[[ Data open ]]

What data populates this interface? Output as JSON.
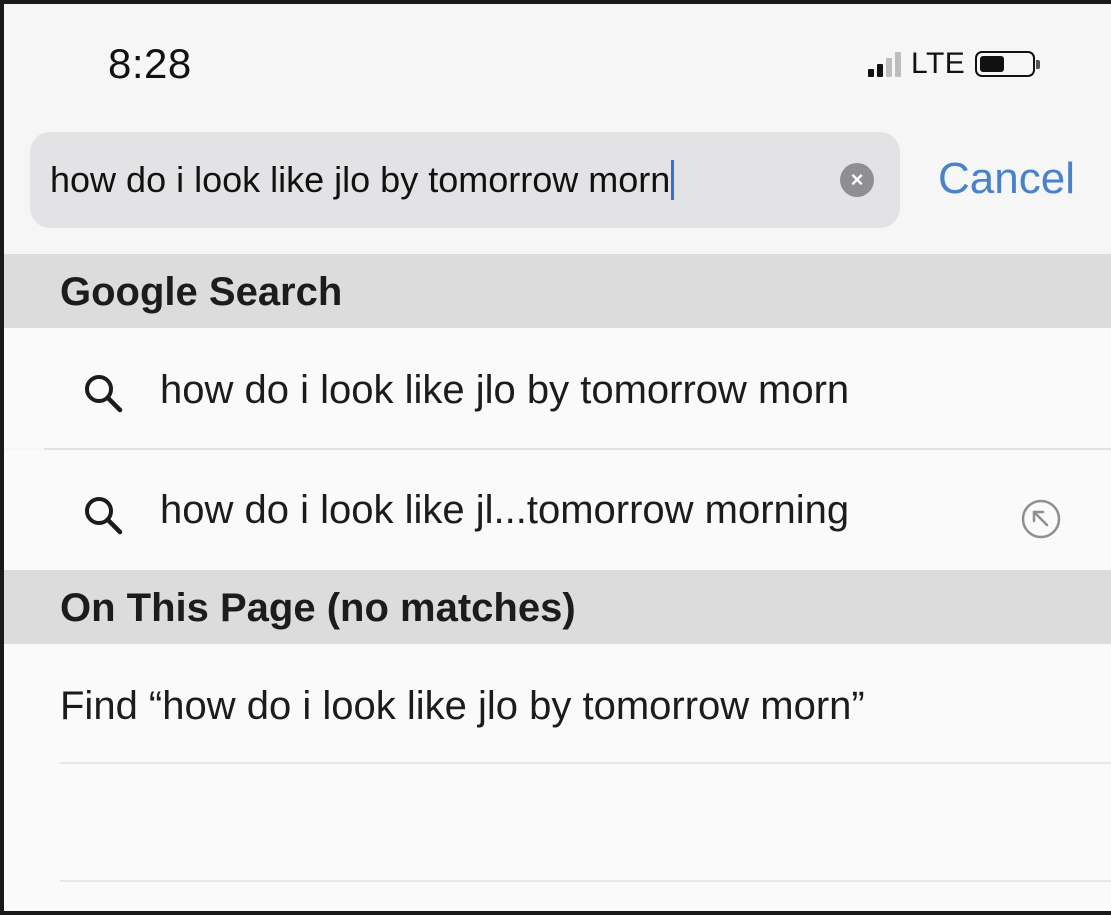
{
  "status_bar": {
    "time": "8:28",
    "carrier": "LTE",
    "signal_bars_filled": 2,
    "signal_bars_total": 4
  },
  "search": {
    "query": "how do i look like jlo by tomorrow morn",
    "cancel_label": "Cancel",
    "clear_icon": "clear-circle-icon"
  },
  "google_section": {
    "header": "Google Search",
    "suggestions": [
      {
        "text": "how do i look like jlo by tomorrow morn",
        "icon": "search-icon"
      },
      {
        "text": "how do i look like jl...tomorrow morning",
        "icon": "search-icon",
        "trailing_icon": "fill-suggestion-arrow-icon"
      }
    ]
  },
  "page_section": {
    "header": "On This Page (no matches)",
    "find_label": "Find “how do i look like jlo by tomorrow morn”"
  },
  "colors": {
    "accent": "#4a82c9",
    "caret": "#2f6fd6",
    "section_header_bg": "#dcdcdc",
    "search_field_bg": "#e3e3e5"
  }
}
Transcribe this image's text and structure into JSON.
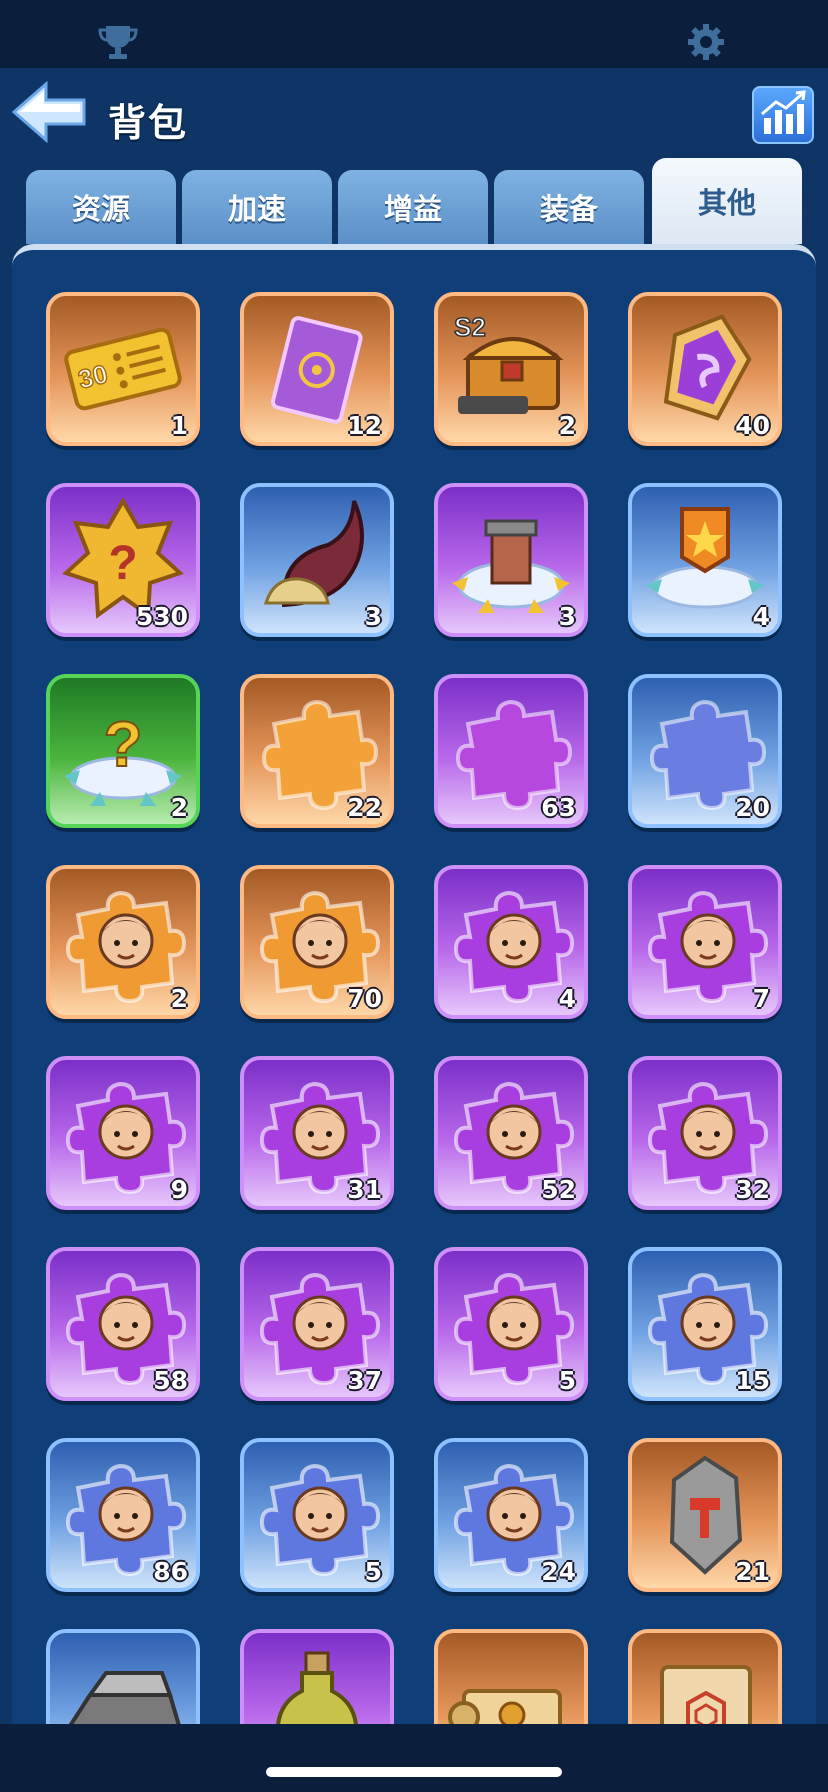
{
  "header": {
    "title": "背包"
  },
  "tabs": [
    {
      "label": "资源",
      "active": false
    },
    {
      "label": "加速",
      "active": false
    },
    {
      "label": "增益",
      "active": false
    },
    {
      "label": "装备",
      "active": false
    },
    {
      "label": "其他",
      "active": true
    }
  ],
  "colors": {
    "background": "#0e3566",
    "tab": "#6b9fd3",
    "tab_active": "#eef4fa",
    "rarity_orange": "#e4955a",
    "rarity_purple": "#b868ea",
    "rarity_blue": "#6fa1e2",
    "rarity_green": "#4bb43d"
  },
  "items": [
    {
      "name": "speedup-ticket-30",
      "icon": "ticket-icon",
      "rarity": "orange",
      "count": "1",
      "badge": "30"
    },
    {
      "name": "card",
      "icon": "card-icon",
      "rarity": "orange",
      "count": "12"
    },
    {
      "name": "s2-treasure-chest",
      "icon": "chest-icon",
      "rarity": "orange",
      "count": "2",
      "badge": "S2"
    },
    {
      "name": "purple-gem",
      "icon": "gem-icon",
      "rarity": "orange",
      "count": "40"
    },
    {
      "name": "mystery-badge",
      "icon": "question-badge-icon",
      "rarity": "purple",
      "count": "530"
    },
    {
      "name": "horn",
      "icon": "horn-icon",
      "rarity": "blue",
      "count": "3"
    },
    {
      "name": "relocate-building",
      "icon": "relocate-tower-icon",
      "rarity": "purple",
      "count": "3"
    },
    {
      "name": "relocate-banner",
      "icon": "relocate-banner-icon",
      "rarity": "blue",
      "count": "4"
    },
    {
      "name": "random-relocate",
      "icon": "relocate-question-icon",
      "rarity": "green",
      "count": "2"
    },
    {
      "name": "puzzle-orange",
      "icon": "puzzle-piece-icon",
      "rarity": "orange",
      "count": "22"
    },
    {
      "name": "puzzle-purple",
      "icon": "puzzle-piece-icon",
      "rarity": "purple",
      "count": "63"
    },
    {
      "name": "puzzle-blue",
      "icon": "puzzle-piece-icon",
      "rarity": "blue",
      "count": "20"
    },
    {
      "name": "hero-fragment-plague-doctor",
      "icon": "hero-fragment-icon",
      "rarity": "orange",
      "count": "2"
    },
    {
      "name": "hero-fragment-silver-hair",
      "icon": "hero-fragment-icon",
      "rarity": "orange",
      "count": "70"
    },
    {
      "name": "hero-fragment-doctor",
      "icon": "hero-fragment-icon",
      "rarity": "purple",
      "count": "4"
    },
    {
      "name": "hero-fragment-desert",
      "icon": "hero-fragment-icon",
      "rarity": "purple",
      "count": "7"
    },
    {
      "name": "hero-fragment-girl",
      "icon": "hero-fragment-icon",
      "rarity": "purple",
      "count": "9"
    },
    {
      "name": "hero-fragment-redhead",
      "icon": "hero-fragment-icon",
      "rarity": "purple",
      "count": "31"
    },
    {
      "name": "hero-fragment-viking",
      "icon": "hero-fragment-icon",
      "rarity": "purple",
      "count": "52"
    },
    {
      "name": "hero-fragment-aviator",
      "icon": "hero-fragment-icon",
      "rarity": "purple",
      "count": "32"
    },
    {
      "name": "hero-fragment-elder",
      "icon": "hero-fragment-icon",
      "rarity": "purple",
      "count": "58"
    },
    {
      "name": "hero-fragment-helmet",
      "icon": "hero-fragment-icon",
      "rarity": "purple",
      "count": "37"
    },
    {
      "name": "hero-fragment-lady",
      "icon": "hero-fragment-icon",
      "rarity": "purple",
      "count": "5"
    },
    {
      "name": "hero-fragment-blonde",
      "icon": "hero-fragment-icon",
      "rarity": "blue",
      "count": "15"
    },
    {
      "name": "hero-fragment-officer",
      "icon": "hero-fragment-icon",
      "rarity": "blue",
      "count": "86"
    },
    {
      "name": "hero-fragment-goggles",
      "icon": "hero-fragment-icon",
      "rarity": "blue",
      "count": "5"
    },
    {
      "name": "hero-fragment-soldier",
      "icon": "hero-fragment-icon",
      "rarity": "blue",
      "count": "24"
    },
    {
      "name": "forge-stone",
      "icon": "hammer-stone-icon",
      "rarity": "orange",
      "count": "21"
    },
    {
      "name": "iron-ingot",
      "icon": "ingot-icon",
      "rarity": "blue",
      "count": ""
    },
    {
      "name": "potion-bottle",
      "icon": "potion-icon",
      "rarity": "purple",
      "count": ""
    },
    {
      "name": "gold-scroll",
      "icon": "scroll-icon",
      "rarity": "orange",
      "count": ""
    },
    {
      "name": "map-scroll",
      "icon": "map-scroll-icon",
      "rarity": "orange",
      "count": ""
    }
  ]
}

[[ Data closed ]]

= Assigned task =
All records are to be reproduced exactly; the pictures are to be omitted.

= Your solution =
What data populates this interface? Output as JSON.
{
  "status_bar": {
    "time": "8:28",
    "carrier": "LTE",
    "signal_bars_filled": 2,
    "signal_bars_total": 4
  },
  "search": {
    "query": "how do i look like jlo by tomorrow morn",
    "cancel_label": "Cancel",
    "clear_icon": "clear-circle-icon"
  },
  "google_section": {
    "header": "Google Search",
    "suggestions": [
      {
        "text": "how do i look like jlo by tomorrow morn",
        "icon": "search-icon"
      },
      {
        "text": "how do i look like jl...tomorrow morning",
        "icon": "search-icon",
        "trailing_icon": "fill-suggestion-arrow-icon"
      }
    ]
  },
  "page_section": {
    "header": "On This Page (no matches)",
    "find_label": "Find “how do i look like jlo by tomorrow morn”"
  },
  "colors": {
    "accent": "#4a82c9",
    "caret": "#2f6fd6",
    "section_header_bg": "#dcdcdc",
    "search_field_bg": "#e3e3e5"
  }
}
Transcribe this image's text and structure into JSON.
{
  "header": {
    "title": "背包"
  },
  "tabs": [
    {
      "label": "资源",
      "active": false
    },
    {
      "label": "加速",
      "active": false
    },
    {
      "label": "增益",
      "active": false
    },
    {
      "label": "装备",
      "active": false
    },
    {
      "label": "其他",
      "active": true
    }
  ],
  "colors": {
    "background": "#0e3566",
    "tab": "#6b9fd3",
    "tab_active": "#eef4fa",
    "rarity_orange": "#e4955a",
    "rarity_purple": "#b868ea",
    "rarity_blue": "#6fa1e2",
    "rarity_green": "#4bb43d"
  },
  "items": [
    {
      "name": "speedup-ticket-30",
      "icon": "ticket-icon",
      "rarity": "orange",
      "count": "1",
      "badge": "30"
    },
    {
      "name": "card",
      "icon": "card-icon",
      "rarity": "orange",
      "count": "12"
    },
    {
      "name": "s2-treasure-chest",
      "icon": "chest-icon",
      "rarity": "orange",
      "count": "2",
      "badge": "S2"
    },
    {
      "name": "purple-gem",
      "icon": "gem-icon",
      "rarity": "orange",
      "count": "40"
    },
    {
      "name": "mystery-badge",
      "icon": "question-badge-icon",
      "rarity": "purple",
      "count": "530"
    },
    {
      "name": "horn",
      "icon": "horn-icon",
      "rarity": "blue",
      "count": "3"
    },
    {
      "name": "relocate-building",
      "icon": "relocate-tower-icon",
      "rarity": "purple",
      "count": "3"
    },
    {
      "name": "relocate-banner",
      "icon": "relocate-banner-icon",
      "rarity": "blue",
      "count": "4"
    },
    {
      "name": "random-relocate",
      "icon": "relocate-question-icon",
      "rarity": "green",
      "count": "2"
    },
    {
      "name": "puzzle-orange",
      "icon": "puzzle-piece-icon",
      "rarity": "orange",
      "count": "22"
    },
    {
      "name": "puzzle-purple",
      "icon": "puzzle-piece-icon",
      "rarity": "purple",
      "count": "63"
    },
    {
      "name": "puzzle-blue",
      "icon": "puzzle-piece-icon",
      "rarity": "blue",
      "count": "20"
    },
    {
      "name": "hero-fragment-plague-doctor",
      "icon": "hero-fragment-icon",
      "rarity": "orange",
      "count": "2"
    },
    {
      "name": "hero-fragment-silver-hair",
      "icon": "hero-fragment-icon",
      "rarity": "orange",
      "count": "70"
    },
    {
      "name": "hero-fragment-doctor",
      "icon": "hero-fragment-icon",
      "rarity": "purple",
      "count": "4"
    },
    {
      "name": "hero-fragment-desert",
      "icon": "hero-fragment-icon",
      "rarity": "purple",
      "count": "7"
    },
    {
      "name": "hero-fragment-girl",
      "icon": "hero-fragment-icon",
      "rarity": "purple",
      "count": "9"
    },
    {
      "name": "hero-fragment-redhead",
      "icon": "hero-fragment-icon",
      "rarity": "purple",
      "count": "31"
    },
    {
      "name": "hero-fragment-viking",
      "icon": "hero-fragment-icon",
      "rarity": "purple",
      "count": "52"
    },
    {
      "name": "hero-fragment-aviator",
      "icon": "hero-fragment-icon",
      "rarity": "purple",
      "count": "32"
    },
    {
      "name": "hero-fragment-elder",
      "icon": "hero-fragment-icon",
      "rarity": "purple",
      "count": "58"
    },
    {
      "name": "hero-fragment-helmet",
      "icon": "hero-fragment-icon",
      "rarity": "purple",
      "count": "37"
    },
    {
      "name": "hero-fragment-lady",
      "icon": "hero-fragment-icon",
      "rarity": "purple",
      "count": "5"
    },
    {
      "name": "hero-fragment-blonde",
      "icon": "hero-fragment-icon",
      "rarity": "blue",
      "count": "15"
    },
    {
      "name": "hero-fragment-officer",
      "icon": "hero-fragment-icon",
      "rarity": "blue",
      "count": "86"
    },
    {
      "name": "hero-fragment-goggles",
      "icon": "hero-fragment-icon",
      "rarity": "blue",
      "count": "5"
    },
    {
      "name": "hero-fragment-soldier",
      "icon": "hero-fragment-icon",
      "rarity": "blue",
      "count": "24"
    },
    {
      "name": "forge-stone",
      "icon": "hammer-stone-icon",
      "rarity": "orange",
      "count": "21"
    },
    {
      "name": "iron-ingot",
      "icon": "ingot-icon",
      "rarity": "blue",
      "count": ""
    },
    {
      "name": "potion-bottle",
      "icon": "potion-icon",
      "rarity": "purple",
      "count": ""
    },
    {
      "name": "gold-scroll",
      "icon": "scroll-icon",
      "rarity": "orange",
      "count": ""
    },
    {
      "name": "map-scroll",
      "icon": "map-scroll-icon",
      "rarity": "orange",
      "count": ""
    }
  ]
}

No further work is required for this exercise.